Mount Boucherie Secondary School is one of three Kelowna schools with confirmed cases of COVID-19, according to an update from the school district Saturday, Jan. 16, 2021. (File photo)
COVID-19 confirmed at 3 Kelowna schools

Interior Health has confirmed exposures at Mount Boucherie, Springvalley and South Rutland schools

Justin Kripps of Summerland and his team have competed in Olympic action and World Cup competitions in bobsleigh. (Jason Ransom-Canadian Olympic Comittee).
QUIZ: Are you ready for some winter sports?

It’s cold outside, but there are plenty of recreation opportunities in the winter months

A map released by the BCCDC on Jan. 15 shows the number of new COVID-19 cases reported for each local health area between Jan. 3 and 9. (BCCDC Image)
Salmon Arm and Vernon see increase in new COVID cases, curve flattening elsewhere

The rate of new cases is levelling off in Kelowna, Penticton and Revelstoke.

(BC Conservation Service)
Hunter charged, fined for poaching immature moose in West Kelowna

Richard Fischer pled guilty to two charges under the BC Wildlife Act

Keith the curious kitten is seen on Nov. 4, 2020 at the Chilliwack SPCA. Friday, Jan. 22, 2021 is Answer Your Cat’s Questions Day. (Jenna Hauck/ Chilliwack Progress file)
Unofficial holidays: Here’s what people are celebrating for the week of Jan. 17 to 23

Answer Your Cat’s Questions Day, Pie Day and International Sweatpants Day are all coming up this week

Dastkar, a new furniture store in Vernon, features handmade, unique furniture carved from wood and inlaid with brass in the Chiniot style. The business located on 43rd Avenue was started in December 2020 but is currently unstaffed due to COVID-19 staffing shortages. (Brendan Shykora - Morning Star)
PHOTOS: Vernon’s hidden handmade furniture store

Owners of Shahi Pakwan Indian restaurant opened the South Asian furniture store in December 2020

A health-care worker prepares a dose of the Pfizer-BioNTech COVID-19 vaccine at a UHN COVID-19 vaccine clinic in Toronto on Thursday, January 7, 2021. THE CANADIAN PRESS/Nathan Denette
COVID-19: Provinces work on revised plans as Pfizer-BioNTech shipments to slow down

Anita Anand said she understands and shares Canadians’ concerns about the drug company’s decision

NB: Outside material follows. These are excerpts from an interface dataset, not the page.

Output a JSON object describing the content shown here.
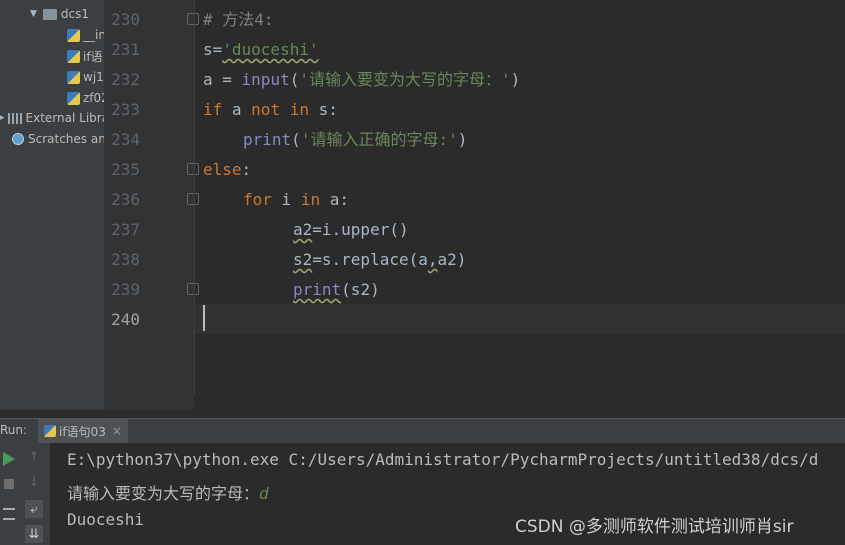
{
  "project": {
    "root": "dcs1",
    "files": [
      "__in",
      "if语",
      "wj1",
      "zf02"
    ],
    "external": "External Libra",
    "scratches": "Scratches an"
  },
  "editor": {
    "line_numbers": [
      "230",
      "231",
      "232",
      "233",
      "234",
      "235",
      "236",
      "237",
      "238",
      "239",
      "240"
    ],
    "lines": {
      "l230": "# 方法4:",
      "l231_a": "s=",
      "l231_b": "'duoceshi'",
      "l232_a": "a = ",
      "l232_b": "input",
      "l232_c": "(",
      "l232_d": "'请输入要变为大写的字母：'",
      "l232_e": ")",
      "l233_a": "if",
      "l233_b": " a ",
      "l233_c": "not in",
      "l233_d": " s:",
      "l234_a": "print",
      "l234_b": "(",
      "l234_c": "'请输入正确的字母:'",
      "l234_d": ")",
      "l235_a": "else",
      "l235_b": ":",
      "l236_a": "for",
      "l236_b": " i ",
      "l236_c": "in",
      "l236_d": " a:",
      "l237_a": "a2",
      "l237_b": "=i.upper()",
      "l238_a": "s2",
      "l238_b": "=s.replace(a",
      "l238_c": ",",
      "l238_d": "a2)",
      "l239_a": "print",
      "l239_b": "(s2)"
    }
  },
  "run": {
    "label": "Run:",
    "tab": "if语句03",
    "close": "×",
    "output": {
      "cmd": "E:\\python37\\python.exe C:/Users/Administrator/PycharmProjects/untitled38/dcs/d",
      "prompt": "请输入要变为大写的字母：",
      "input": "d",
      "result": "Duoceshi"
    }
  },
  "watermark": "CSDN @多测师软件测试培训师肖sir",
  "colors": {
    "keyword": "#cc7832",
    "string": "#6a8759",
    "comment": "#808080",
    "builtin": "#8888c6",
    "run": "#499c54"
  }
}
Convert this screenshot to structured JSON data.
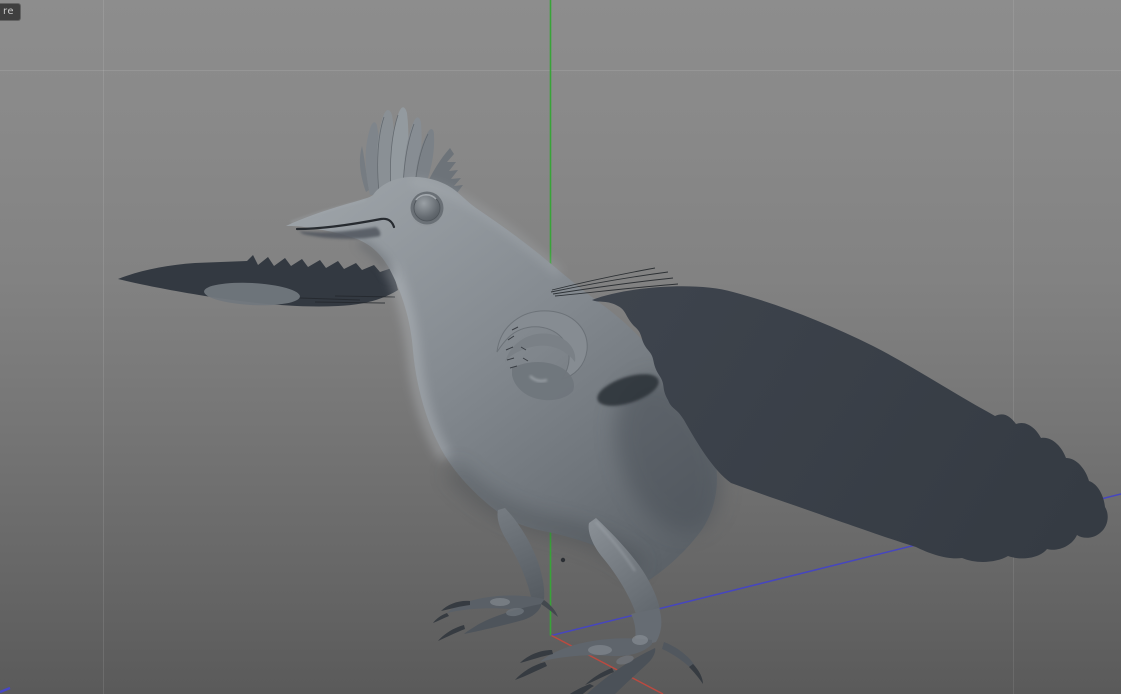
{
  "window": {
    "tooltip_fragment": "re"
  },
  "viewport": {
    "background": {
      "top": "#8d8d8d",
      "bottom": "#5a5a5a"
    },
    "grid": {
      "line_color": "rgba(255,255,255,0.10)"
    },
    "axes": {
      "y": {
        "name": "Y axis (vertical)",
        "color": "#38a438"
      },
      "z": {
        "name": "Z axis (to upper right)",
        "color": "#4646c0"
      },
      "x": {
        "name": "X axis (to lower right)",
        "color": "#bb4a40"
      }
    },
    "gizmo_color": "#4747c8",
    "model": {
      "description": "untextured gray 3D bird model with head crest, spread dark wings and clawed feet",
      "body_color": "#82888e",
      "right_wing_color": "#3a4048",
      "left_wing_color": "#333941",
      "wing_patch_color": "#71777d",
      "claw_color": "#363b41"
    }
  }
}
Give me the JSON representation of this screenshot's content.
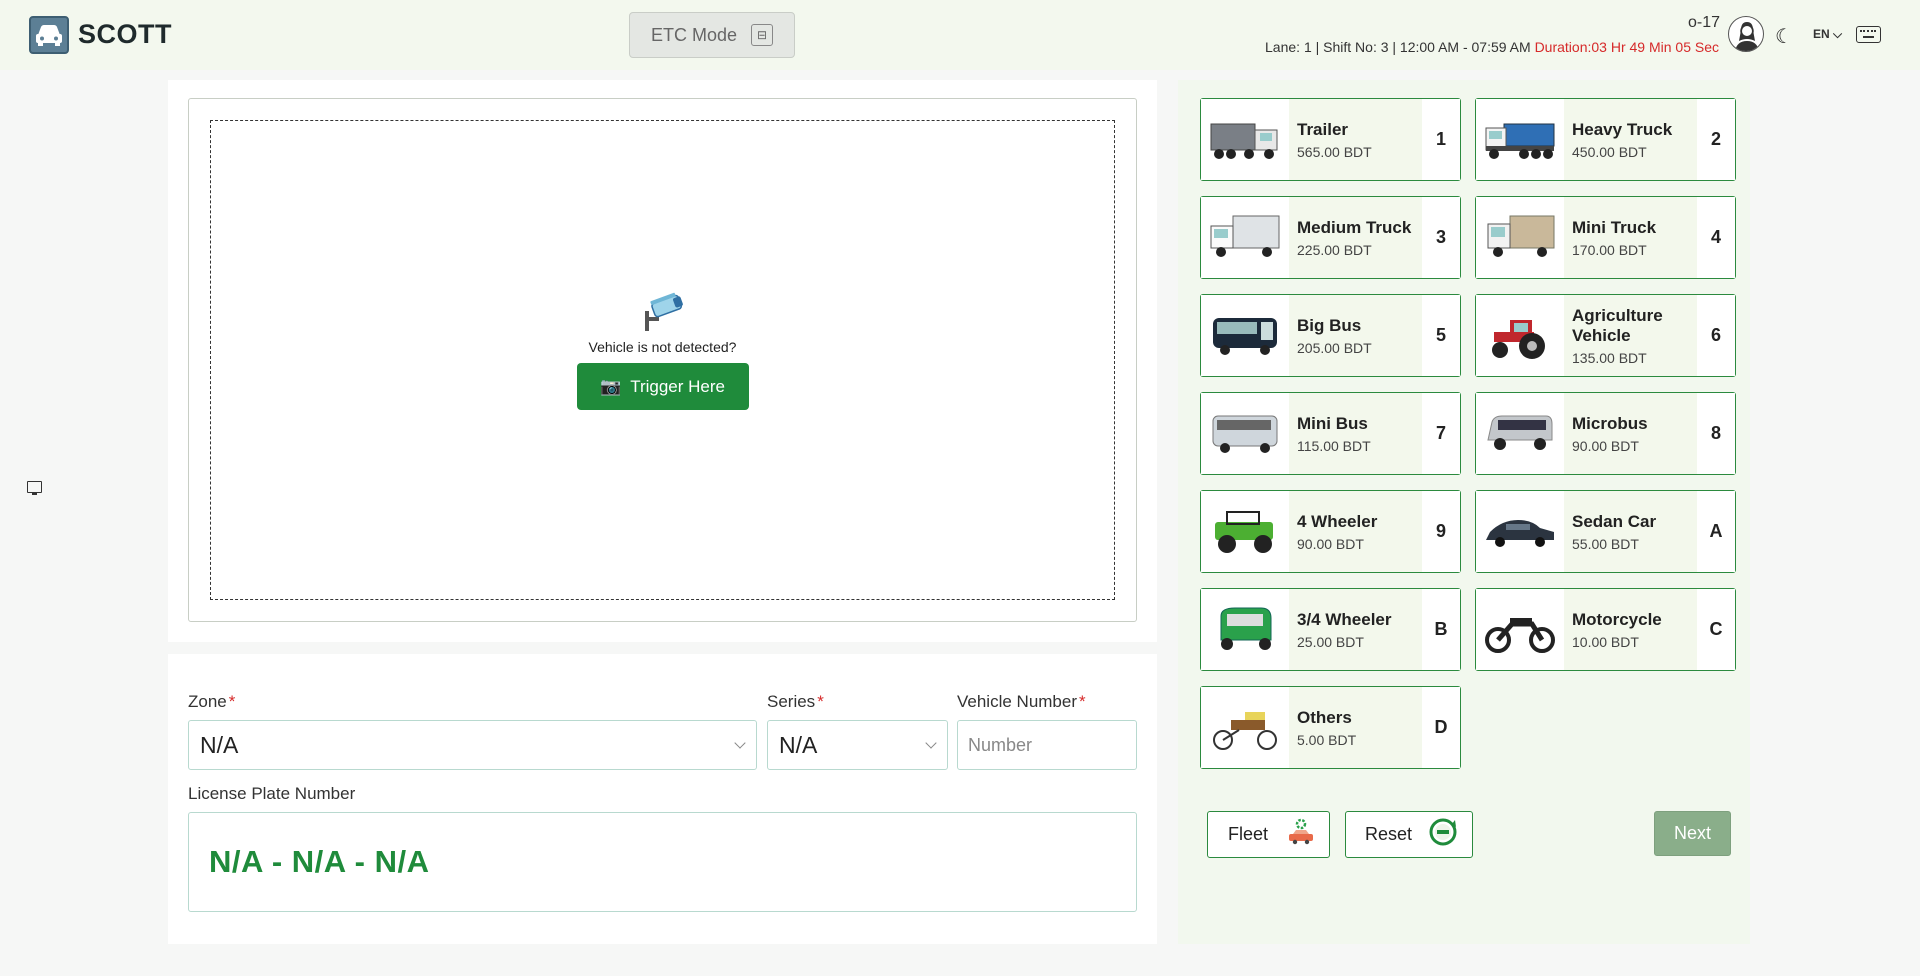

Tourists take photographs outside the British Columbia Legislature in Victoria, B.C., on Friday August 26, 2011. A coalition of British Columbia tourism industry groups is urging the provincial government to not pursue plans to ban domestic travel to fight the spread of COVID-19. THE CANADIAN PRESS/Darryl Dyck
B.C. travel ban will harm struggling tourism sector, says industry coalition

B.C. government would have to show evidence a travel ban is necessary

(Phil McLachlan - Capital News)
‘Targeted’ shooting in Coquitlam leaves woman in hospital

The woman suffered non-life threatening injuries in what police believe to be a targeted shooting Saturday morning

Half of the most expensive homes are on 2080 Mackenzie Crt, which is across the street from Revelstoke Mountain Resort. (Liam Harrap/Revelstoke Review)
The 10 most valuable homes in Revelstoke for 2020

Combined, the properties are worth more than $35M

JaHyung Lee, “Canada’s oldest senior” at 110 years old, received his first dose of the COVID-19 vaccine on Thursday, Jan. 14, 2021. He lives at Amenida Seniors Community in Newton. (Submitted photo: Amenida Seniors Community)
Cannabis bought in British Columbia (Ashley Wadhwani/Black Press Media)
Is it time to start thinking about greener ways to package cannabis?

Packaging suppliers are still figuring eco-friendly and affordable packaging options that fit the mandates of Cannabis Regulations

More than 20 days have passed since the last case of COVID-19 was confirmed at Lakeside Manor. (File photo)
Salmon Arm retirement facility reopens social areas after COVID-19

More than 20 days have passed since last confirmed case at Lakeside Manor

Most Read